Prawns have something of a mixed reputation as a sea fishing bait in the UK and are fairly widely used in some areas of the UK and little used in others. Despite this, they can be an extremely effective bait for a wide range of species such as dab, flounder, wrasse, coalfish, dogfish and whiting, as well as larger species such as cod and bass.
It stands to reason that as prawns are found around all of the UK coastline then fish will naturally come across this source of food and therefore be receptive to feeding on it. Prawns can be gathered from beaches around the UK, or bought from supermarkets, fishmongers and some bait retailers.
Gathering and Buying Prawns
Prawns can be gathered from around the British Isles. Like gathering peeler crab this can be a long and drawn out process which sometimes results in meagre rewards. One approach is to use a small net with a long handle (such as the type used to catch fish from a garden pond) and go through rock pools looking for prawns. They will sometimes be found amongst or behind seaweed or underneath rocks. However, finding the area which contains prawns can prove difficult, and, as stated, a long time can be spent to collect only a small number of prawns.
Another method is to use a push net. This is a triangular net with a long handle which is pushed through shallow sand to gather up any prawns which are found there. It can be necessary to put on a set of waders and go out into some depth of water to get to areas where prawns are present. Again, this is a fair amount of work and effort but can produce a decent number of prawns. If prawns are to be used live this is obviously the only way to collect them. Anyone collecting prawns should always check local by-laws and regulation to ensure that the gathering of prawns is permitted. To use prawns as a bottom fished bait it is much easier is to buy prawns from a fishmonger or supermarket where they are available fresh and frozen. While some anglers report that cooked prawns get results it is always best to go for raw prawns as these are closer to the actual wild prawns that fish will be feeding on.
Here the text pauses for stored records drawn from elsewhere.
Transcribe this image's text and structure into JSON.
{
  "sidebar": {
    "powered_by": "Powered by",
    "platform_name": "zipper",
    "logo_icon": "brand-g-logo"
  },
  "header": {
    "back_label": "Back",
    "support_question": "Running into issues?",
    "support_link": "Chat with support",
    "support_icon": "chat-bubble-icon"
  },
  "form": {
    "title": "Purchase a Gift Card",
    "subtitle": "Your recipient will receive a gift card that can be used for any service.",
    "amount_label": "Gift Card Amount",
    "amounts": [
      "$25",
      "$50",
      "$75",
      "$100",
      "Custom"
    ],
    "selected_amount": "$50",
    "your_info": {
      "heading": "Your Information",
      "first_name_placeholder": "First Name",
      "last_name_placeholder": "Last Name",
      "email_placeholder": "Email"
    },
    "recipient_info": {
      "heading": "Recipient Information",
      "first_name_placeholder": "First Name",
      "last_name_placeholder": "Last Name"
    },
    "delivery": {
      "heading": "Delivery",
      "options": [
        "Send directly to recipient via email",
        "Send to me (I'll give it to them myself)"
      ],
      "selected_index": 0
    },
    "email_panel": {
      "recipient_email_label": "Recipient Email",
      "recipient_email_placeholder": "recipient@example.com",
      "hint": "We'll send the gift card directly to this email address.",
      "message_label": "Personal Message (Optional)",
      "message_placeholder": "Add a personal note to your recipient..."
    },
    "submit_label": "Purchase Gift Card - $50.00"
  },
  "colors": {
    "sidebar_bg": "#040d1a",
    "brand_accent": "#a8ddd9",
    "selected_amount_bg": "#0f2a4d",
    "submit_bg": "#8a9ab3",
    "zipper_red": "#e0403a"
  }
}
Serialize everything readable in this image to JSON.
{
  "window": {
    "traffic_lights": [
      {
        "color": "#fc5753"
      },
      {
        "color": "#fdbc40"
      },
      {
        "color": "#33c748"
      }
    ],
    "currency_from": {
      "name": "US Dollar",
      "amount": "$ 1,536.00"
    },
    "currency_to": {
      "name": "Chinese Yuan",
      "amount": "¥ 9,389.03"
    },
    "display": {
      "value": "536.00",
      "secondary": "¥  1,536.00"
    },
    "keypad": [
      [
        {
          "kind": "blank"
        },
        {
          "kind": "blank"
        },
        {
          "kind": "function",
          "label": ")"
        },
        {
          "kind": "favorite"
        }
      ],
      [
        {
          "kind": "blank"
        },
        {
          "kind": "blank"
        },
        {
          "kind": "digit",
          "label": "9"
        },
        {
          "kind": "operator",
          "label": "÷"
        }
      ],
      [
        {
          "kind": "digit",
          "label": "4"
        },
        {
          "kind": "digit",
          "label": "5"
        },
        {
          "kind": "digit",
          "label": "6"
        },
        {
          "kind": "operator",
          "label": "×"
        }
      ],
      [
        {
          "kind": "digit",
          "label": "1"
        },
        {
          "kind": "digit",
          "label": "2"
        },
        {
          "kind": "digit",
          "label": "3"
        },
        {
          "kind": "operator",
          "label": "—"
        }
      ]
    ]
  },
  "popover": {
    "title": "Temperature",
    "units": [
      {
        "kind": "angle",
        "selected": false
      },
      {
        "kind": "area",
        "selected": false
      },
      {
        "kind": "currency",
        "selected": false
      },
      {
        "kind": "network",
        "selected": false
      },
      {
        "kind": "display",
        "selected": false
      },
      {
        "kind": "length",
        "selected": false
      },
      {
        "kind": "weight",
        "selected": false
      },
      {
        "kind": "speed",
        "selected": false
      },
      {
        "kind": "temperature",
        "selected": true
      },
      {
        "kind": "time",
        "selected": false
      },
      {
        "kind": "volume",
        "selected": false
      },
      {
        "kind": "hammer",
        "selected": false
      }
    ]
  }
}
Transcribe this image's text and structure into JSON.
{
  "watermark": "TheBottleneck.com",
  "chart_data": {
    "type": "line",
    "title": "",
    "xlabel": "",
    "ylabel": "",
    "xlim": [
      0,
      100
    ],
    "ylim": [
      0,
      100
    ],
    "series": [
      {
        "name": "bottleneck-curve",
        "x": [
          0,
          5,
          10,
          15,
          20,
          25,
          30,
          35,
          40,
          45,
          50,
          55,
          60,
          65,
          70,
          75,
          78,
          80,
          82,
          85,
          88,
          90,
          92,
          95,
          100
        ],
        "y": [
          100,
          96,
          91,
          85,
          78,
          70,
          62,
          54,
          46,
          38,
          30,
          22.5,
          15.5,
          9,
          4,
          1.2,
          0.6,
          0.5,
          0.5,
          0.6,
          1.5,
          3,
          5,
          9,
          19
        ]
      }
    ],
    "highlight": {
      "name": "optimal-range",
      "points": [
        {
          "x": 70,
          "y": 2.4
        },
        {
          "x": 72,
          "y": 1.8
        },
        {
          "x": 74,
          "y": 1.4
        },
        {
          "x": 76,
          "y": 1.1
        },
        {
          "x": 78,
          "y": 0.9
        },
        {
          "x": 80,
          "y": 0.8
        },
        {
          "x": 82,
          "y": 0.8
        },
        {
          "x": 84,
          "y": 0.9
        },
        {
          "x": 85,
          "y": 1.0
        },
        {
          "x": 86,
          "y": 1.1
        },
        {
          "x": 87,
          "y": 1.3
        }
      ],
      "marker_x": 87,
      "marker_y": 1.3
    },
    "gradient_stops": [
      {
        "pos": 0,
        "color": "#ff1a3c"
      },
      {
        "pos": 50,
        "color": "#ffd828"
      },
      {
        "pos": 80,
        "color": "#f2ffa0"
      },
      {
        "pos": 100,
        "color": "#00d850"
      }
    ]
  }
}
Freshly caught prawns can be kept alive by keeping them in a bucket of seawater but it must have an aerator pump attached – the prawns will soon die without this. If stored correctly in this manner the prawns will live for a day or two. Freshly caught prawns can also be frozen for future use. If prawns have been bought from a supermarket in frozen form they can simply be kept in the freezer and defrosted prior to use, whereas refrigerated prawns can be used straight out of the packet.
If live prawns are available they are best used as a float fishing bait where they will account for catches of species such as wrasse, pollock and bass. Set up the float rig and hook the prawn once through one of the segments near to its tail. This will allow the prawn to wriggle about and the movement will attract predatory fish. Although prawns hooked in this manner will not by any means stand up to powerful casting they will certainly survive a short lob out into deep water from a rock mark, and will still be alive to wriggle and move. Prawn baits presented in this manner can work particularly well when they are fished down a harbour or pier wall, or along a rock ledge where fish will be looking for food. Alternatively, a prawn presented under a float can be allowed to move in the tide until it is noticed by a fish.
Refrigerated or defrosted prawns can also be used for float fishing but they are also effective as a bait for fishing. Here they will attract most fish species which feed on the seabed with cod, coalfish, pollock, bass, whiting, all species of flatfish and many other species all being caught on prawn baits.
If prawns are large a single prawn can be used, or multiple small prawns can be used on the same hook to create a bigger bait for species such as cod and bass. The presentation will be improved by clipping prawn baits behind an impact shield to protect them from impact with the water. While refrigerated prawns are relatively firm many anglers prefer to secure them to the hook with bait elastic such as Koike Bait Elastic. Frozen prawns are often softer once defrosted so anglers fishing with these almost always use bait cotton or elastic. Prawns can, of course, be used as part of a cocktail bait with prawns being paired up with practically any other sea fishing bait to provide a cocktail bait which will attract a number of different species.